Ducky had his 12 week booster yesterday and weighed in at 18.6lbs. He’s so big it’ll be a challenge to pick him up in the near future. Training around the house is going well although he hates the ‘Gentle Leader.’ :)))
Charming and Handsome
In the meantime, I wanted to share these photos. Everyone marvels at how gorgeous he is!
Also, just an FYI – the states of California and NY do not allow ‘complimentary pet insurance’ in the case of the AKC 60-Day Trial included in your packet. We ended up going with TruPanion as we found that to be the most popular pet insurance here.
Breeder’s Comment: Thank you Mindy for the wonderful update. Everyone (us included) hopes to read about some their pup’s litter-mates. Some folks are frequent contributors; others mean to get me an update, but they forget. Life is eventful. We suspect that sending us a note about the pup is a pretty low priority for a lot of folks; reasons will vary–not good on the computer, working hard with the pup, obligations, other interests, etc.

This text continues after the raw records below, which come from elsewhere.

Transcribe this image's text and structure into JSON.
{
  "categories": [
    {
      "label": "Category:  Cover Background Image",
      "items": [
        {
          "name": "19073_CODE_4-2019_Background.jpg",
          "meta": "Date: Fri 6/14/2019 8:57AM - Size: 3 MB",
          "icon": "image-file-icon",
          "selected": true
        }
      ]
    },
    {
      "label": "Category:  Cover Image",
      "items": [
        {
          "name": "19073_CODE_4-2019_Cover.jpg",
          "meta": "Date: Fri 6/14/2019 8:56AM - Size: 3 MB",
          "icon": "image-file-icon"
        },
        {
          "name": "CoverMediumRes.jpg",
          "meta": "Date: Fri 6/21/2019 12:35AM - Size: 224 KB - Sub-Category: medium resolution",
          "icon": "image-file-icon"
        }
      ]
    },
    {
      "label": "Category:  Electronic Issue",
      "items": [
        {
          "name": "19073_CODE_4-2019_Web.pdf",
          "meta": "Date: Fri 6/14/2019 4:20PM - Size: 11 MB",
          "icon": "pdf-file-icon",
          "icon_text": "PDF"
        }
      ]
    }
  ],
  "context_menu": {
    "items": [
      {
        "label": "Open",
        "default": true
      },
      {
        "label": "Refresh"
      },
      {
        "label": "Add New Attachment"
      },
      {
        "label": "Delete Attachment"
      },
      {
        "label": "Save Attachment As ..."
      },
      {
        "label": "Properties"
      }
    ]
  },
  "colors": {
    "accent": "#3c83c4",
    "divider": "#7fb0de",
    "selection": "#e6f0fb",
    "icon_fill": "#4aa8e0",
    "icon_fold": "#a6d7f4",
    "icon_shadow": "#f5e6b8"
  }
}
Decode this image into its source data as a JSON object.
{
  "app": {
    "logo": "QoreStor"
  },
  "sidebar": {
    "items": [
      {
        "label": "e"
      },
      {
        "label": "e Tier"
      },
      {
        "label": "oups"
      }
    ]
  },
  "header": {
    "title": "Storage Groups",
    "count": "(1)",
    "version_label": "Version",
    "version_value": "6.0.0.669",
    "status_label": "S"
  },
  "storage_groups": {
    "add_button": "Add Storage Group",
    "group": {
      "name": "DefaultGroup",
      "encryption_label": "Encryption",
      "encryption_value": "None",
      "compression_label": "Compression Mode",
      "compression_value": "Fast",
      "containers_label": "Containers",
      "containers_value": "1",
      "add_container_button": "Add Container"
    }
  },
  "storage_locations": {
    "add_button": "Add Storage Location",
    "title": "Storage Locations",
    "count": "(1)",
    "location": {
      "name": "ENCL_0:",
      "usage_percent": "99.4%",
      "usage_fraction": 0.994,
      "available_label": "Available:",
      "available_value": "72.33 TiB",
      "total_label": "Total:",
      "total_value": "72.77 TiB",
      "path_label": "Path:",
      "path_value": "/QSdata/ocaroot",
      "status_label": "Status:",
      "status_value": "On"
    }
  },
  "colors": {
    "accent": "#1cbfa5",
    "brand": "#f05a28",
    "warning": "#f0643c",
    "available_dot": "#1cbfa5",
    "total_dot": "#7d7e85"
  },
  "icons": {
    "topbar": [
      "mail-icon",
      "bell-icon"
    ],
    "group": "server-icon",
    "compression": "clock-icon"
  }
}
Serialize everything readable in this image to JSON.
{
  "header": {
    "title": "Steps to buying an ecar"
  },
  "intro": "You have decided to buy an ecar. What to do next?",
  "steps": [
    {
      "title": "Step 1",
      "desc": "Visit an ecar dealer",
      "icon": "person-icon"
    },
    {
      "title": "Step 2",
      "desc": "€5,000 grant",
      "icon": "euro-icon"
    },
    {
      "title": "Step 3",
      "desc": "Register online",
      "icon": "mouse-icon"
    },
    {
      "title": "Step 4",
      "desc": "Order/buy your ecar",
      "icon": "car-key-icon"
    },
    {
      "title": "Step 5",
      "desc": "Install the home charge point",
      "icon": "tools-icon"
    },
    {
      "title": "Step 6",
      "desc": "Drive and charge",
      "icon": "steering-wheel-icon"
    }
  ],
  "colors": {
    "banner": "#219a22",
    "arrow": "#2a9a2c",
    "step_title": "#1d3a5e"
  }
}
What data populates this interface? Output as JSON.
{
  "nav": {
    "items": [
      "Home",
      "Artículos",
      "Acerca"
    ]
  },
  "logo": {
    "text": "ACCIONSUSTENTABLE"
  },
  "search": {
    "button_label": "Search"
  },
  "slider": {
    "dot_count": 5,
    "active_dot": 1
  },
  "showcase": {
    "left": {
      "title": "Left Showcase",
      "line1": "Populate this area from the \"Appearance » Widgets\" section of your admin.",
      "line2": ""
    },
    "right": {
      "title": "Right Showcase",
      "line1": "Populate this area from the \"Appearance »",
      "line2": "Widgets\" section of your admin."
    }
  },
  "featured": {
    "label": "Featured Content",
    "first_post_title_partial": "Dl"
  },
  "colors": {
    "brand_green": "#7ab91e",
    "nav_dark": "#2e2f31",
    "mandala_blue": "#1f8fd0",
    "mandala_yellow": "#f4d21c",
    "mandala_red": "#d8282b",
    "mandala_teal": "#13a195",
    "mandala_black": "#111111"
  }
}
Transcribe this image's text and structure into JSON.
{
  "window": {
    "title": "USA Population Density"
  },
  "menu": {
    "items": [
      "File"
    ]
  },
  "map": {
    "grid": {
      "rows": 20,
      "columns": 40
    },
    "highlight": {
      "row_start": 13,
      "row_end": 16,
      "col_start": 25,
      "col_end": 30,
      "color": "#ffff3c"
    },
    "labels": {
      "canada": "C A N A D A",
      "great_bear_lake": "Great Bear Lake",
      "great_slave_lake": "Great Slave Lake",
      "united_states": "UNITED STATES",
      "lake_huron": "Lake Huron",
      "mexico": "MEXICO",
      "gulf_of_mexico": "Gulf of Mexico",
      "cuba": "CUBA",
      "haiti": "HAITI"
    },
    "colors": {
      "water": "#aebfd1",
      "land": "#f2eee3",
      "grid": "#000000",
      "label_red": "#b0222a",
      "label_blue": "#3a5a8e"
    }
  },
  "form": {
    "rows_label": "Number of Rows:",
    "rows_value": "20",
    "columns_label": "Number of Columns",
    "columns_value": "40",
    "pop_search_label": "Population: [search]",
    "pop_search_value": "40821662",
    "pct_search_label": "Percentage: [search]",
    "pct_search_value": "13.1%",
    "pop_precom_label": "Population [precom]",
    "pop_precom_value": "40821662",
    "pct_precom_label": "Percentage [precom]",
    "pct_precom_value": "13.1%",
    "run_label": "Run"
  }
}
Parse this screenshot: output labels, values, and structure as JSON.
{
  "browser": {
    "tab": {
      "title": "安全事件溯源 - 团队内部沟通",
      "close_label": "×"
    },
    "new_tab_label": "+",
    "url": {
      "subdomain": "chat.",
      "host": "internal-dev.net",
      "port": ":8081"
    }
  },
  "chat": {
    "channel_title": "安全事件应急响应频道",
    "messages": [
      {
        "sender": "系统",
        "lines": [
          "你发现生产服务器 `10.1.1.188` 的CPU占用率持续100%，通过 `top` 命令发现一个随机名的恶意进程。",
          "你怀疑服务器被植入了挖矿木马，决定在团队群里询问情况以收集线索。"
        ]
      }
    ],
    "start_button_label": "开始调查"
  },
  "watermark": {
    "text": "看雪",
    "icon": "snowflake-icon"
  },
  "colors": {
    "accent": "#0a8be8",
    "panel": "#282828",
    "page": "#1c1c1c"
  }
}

Pet Insurance: A few years back we didn’t think pet insurance was a must. Recently, it is more clear that a lot of pets have been put down due to lack of funds. The Weimaraner might not see that happen, but when a person is facing $ 4,000 plus, and there is no guarantee–anything can happen. DNA weaves through. Despite efforts to eliminate or eradicate problems, it is impossible to avoid all problems. The Weimaraner is prone to bloat, and athletic. The first could lead to an emergency situation. We have not seen many of the OwyheeStar pups lost to bloat, nor have we lot one of our Weims. Nevertheless, it is always a risk. Secondly, the athletic Weimaraner can easily tear an ACL, injure a limb, or do serious structural damage in one of their antics. Yes, we did say antics–those living with these wonderful creatures may well know what we mean. Therefore, we recommend carrying some kind of insurance. The down-side of having insurance is the vet may recommend too many chemicals, shots, etc. for the Weim if you don’t hold the line. They mean well, but the Weimaraner is not tolerant of anything other than a holistic approach. Problems are best avoided when possible.
Our Vet recommends Pets Best Insurance–click here to learn more. It is good to compare policies. The AKC insurance is another option, and of course in your puppy packet comes a trial version. This is meant to get you to keep their insurance, and we are positive they make a little kick-back. Supporting AKC is not necessarily a bad thing. Regardless, we recommend you compare the policies, and talk to someone at your vet office. Certainly, a major medical type policy would be good to have if something untoward knocks on the door. We have seen reports that show where the first year the cost of the insurance is a wash–there are a lot of factors, and expenses in the first twelve-months. Some of these probably are not covered, but many are, and a lot of policies help with the spay/neuter expense.